Shares opened mixed on a shortened Black Friday trading day.
By 9:35 a.m. ET, the S&P 500 was down less than 0.1%, the Dow Jones up 0.2% and the Nasdaq down about 0.5%.
The US stock market will close at 1:00 p.m. ET on Friday; the financial markets in the United States were closed on Thursday for Thanksgiving.
Shares ended with gains on Wednesdaythe last full trading session of the week, after minutes from the Fed’s latest meeting signaled a likely slowing in the pace of rate hikes at the central bank’s December meeting.
No major economic data or earnings reports are expected from the US, although investors and analysts will likely remain alert to early reports of resilient consumer demand over the Black Friday holiday.
Adobe Analytics data released earlier this week showed consumer spending rose 0.1% year-on-year in the first three weeks of November.
Energy markets remain the focus of investors’ minds, with WTI crude up about 0.5% after an earlier rise of almost 3% early Friday, a rebound that comes on the back of plunging oil prices.

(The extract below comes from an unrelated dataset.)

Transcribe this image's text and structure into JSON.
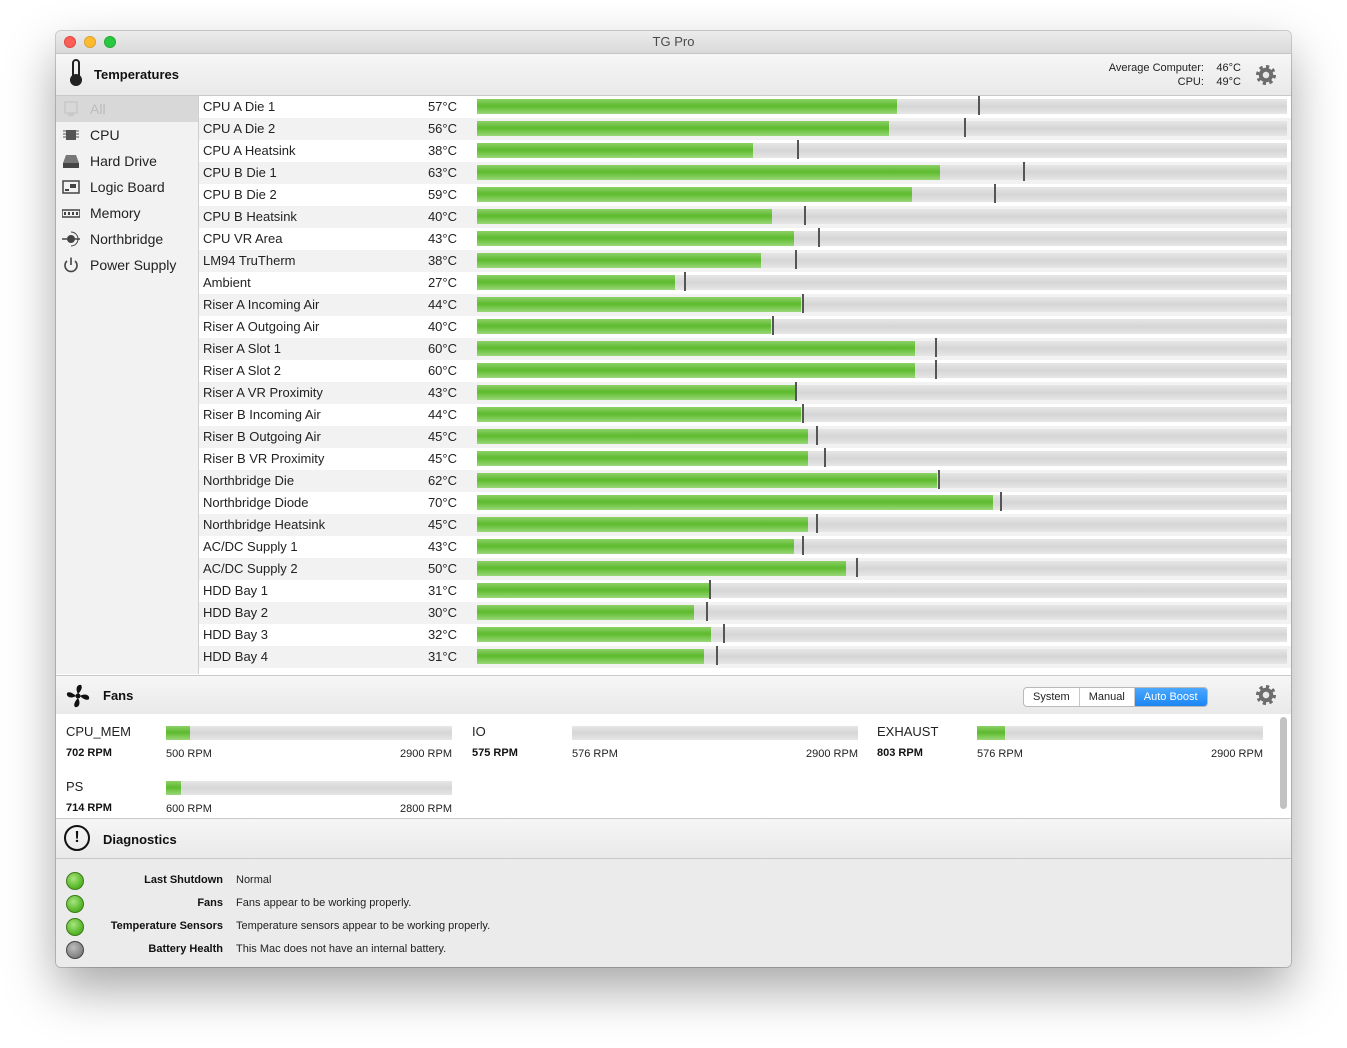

Wednesday oil to 2022 lows.
In overseas markets, equities in Europe were on course for a sixth straight winning week.
Investors also traded news overnight that the People’s Bank of China would cut its reserve requirements for the second time this year in a bid to boost the economy.
After weakening earlier this week, the dollar staged a modest rally early in Friday’s trading session.
In corporate news, Manchester United shares (MANUAL) rose 9% early Friday after gaining 25% on Wednesday as reports keep swirling on a possible sale of the English football club by the Glazer family, also owners of the Tampa Bay Buccaneers.
As investors in the United States look to the end of November and the end of a difficult year in financial markets, Yahoo Finance Jared Blikre writes in Friday’s Morning Brief that history suggests more positive times may be ahead for market bulls.
In the period spanning the Tuesday before Thanksgiving through the second trading day of the new year, the S&P 500 has been higher 81% of the time since 1950. And in the years that stocks rise during this time, the index gained 3.8%, on average.